N.B. I updated the post on the Chinese political crisis with some graphics that might help you keep track of the names and political alliances.
It turns out that Bo Xilai, the purged Communist governor of Chongqing was … a Keynesian.
It seems he spent a lot of government money on big projects:
The moves signal a challenge to an opaque state-guided economic model—reliant on heavy injections of finance, showcase infrastructure projects and huge social-housing developments—that Mr. Bo was championing in the southwestern city.
Sounds like Obama, eh?
The popularity of Mr. Bo's programs had raised the prospect such policies could gain traction nationwide, which could have clouded prospects for what economists say are needed reforms in China.
These reforms were covered in the earlier post on the China 2030 report put out by the World Bank. My post on the crisis explored how the designated incoming leader Xi is politically related to the now-disgraced Bo:
… Perhaps the most pressing task for leader-designate Xi Jinping is rebalancing the country's economy away from debt-fueled state investment, as exemplified in Chongqing, toward private consumption.
That will involve raising households' incomes and helping small and midsize businesses, which would mean directing funds away from the type of state-owned enterprises that Mr. Bo favored. Critics of Mr. Bo say that under his watch, private entrepreneurs—the real drivers of a consumer economy—were forced to pay for some of the excesses of government-directed spending, in some cases through outright expropriation.
Funny how what is probably a new word to most of your, expropriation, can come up twice in one week. Hmmm. Isn’t that also part of the constitutionality problem with Obamacare: whether some of your income can be expropriated by the government to fund national healthcare?
And then this sounds like the way America privately financed many of its mortgages and then shifted the risk to Fannie Mae (and implicitly, taxpayers):
The Chongqing finance bureau is also looking into developments funded upfront by banks or other investors, then sold to the government upon completion …
Please keep in mind that I’m not stating categorically that any of this is a problem. What I am stating is that there are disturbing similarities.
But, the test of whether or not those are important is the behavior of prices out in the market. For Chongqing, the message from the markets sounds like the same one that the PIIGS are getting in Europe:

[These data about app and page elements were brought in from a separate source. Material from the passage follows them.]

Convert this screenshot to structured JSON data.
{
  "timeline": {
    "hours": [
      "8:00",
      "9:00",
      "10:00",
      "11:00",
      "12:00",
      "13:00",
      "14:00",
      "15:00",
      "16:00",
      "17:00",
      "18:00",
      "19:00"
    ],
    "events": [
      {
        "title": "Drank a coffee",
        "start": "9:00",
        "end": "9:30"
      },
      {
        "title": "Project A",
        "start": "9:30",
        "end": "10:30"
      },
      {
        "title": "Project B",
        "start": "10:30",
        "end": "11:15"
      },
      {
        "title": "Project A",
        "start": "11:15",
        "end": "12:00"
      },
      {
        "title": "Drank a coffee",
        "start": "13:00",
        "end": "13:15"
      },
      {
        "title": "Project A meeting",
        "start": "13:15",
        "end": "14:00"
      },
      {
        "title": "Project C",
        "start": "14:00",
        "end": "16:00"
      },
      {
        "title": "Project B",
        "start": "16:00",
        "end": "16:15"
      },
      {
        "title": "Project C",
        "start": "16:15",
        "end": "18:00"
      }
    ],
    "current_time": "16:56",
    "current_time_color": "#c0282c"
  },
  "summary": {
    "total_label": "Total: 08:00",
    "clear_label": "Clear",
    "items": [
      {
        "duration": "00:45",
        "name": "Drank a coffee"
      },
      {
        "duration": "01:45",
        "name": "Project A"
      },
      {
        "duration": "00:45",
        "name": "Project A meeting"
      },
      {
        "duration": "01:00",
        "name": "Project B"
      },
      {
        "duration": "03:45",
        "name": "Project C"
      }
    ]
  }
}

Think about how bad this really is: Chongqing, which has some ability to expropriate funds to make its interest payments, is not thought as likely to make repayments as private firms that don’t have that ability.
Whatever faults you find with former President Clinton, he was known to complain that bond markets limited his ability to pursue projects that he wanted, but based on his advice from Treasury Secretary Robert Rubin, he deferred to bond markets when rising interest rates showed him that investors were unhappy. And … it isn’t even a contest for who produced the best results between Clinton, W, and Obama.
Read the whole thing entitled “Chinese Investigate Spending in Scandal” in the April 19 issue of The Wall Street Journal.
This is cross-posted from SUU Macroblog, which is required reading for my macroeconomics classes.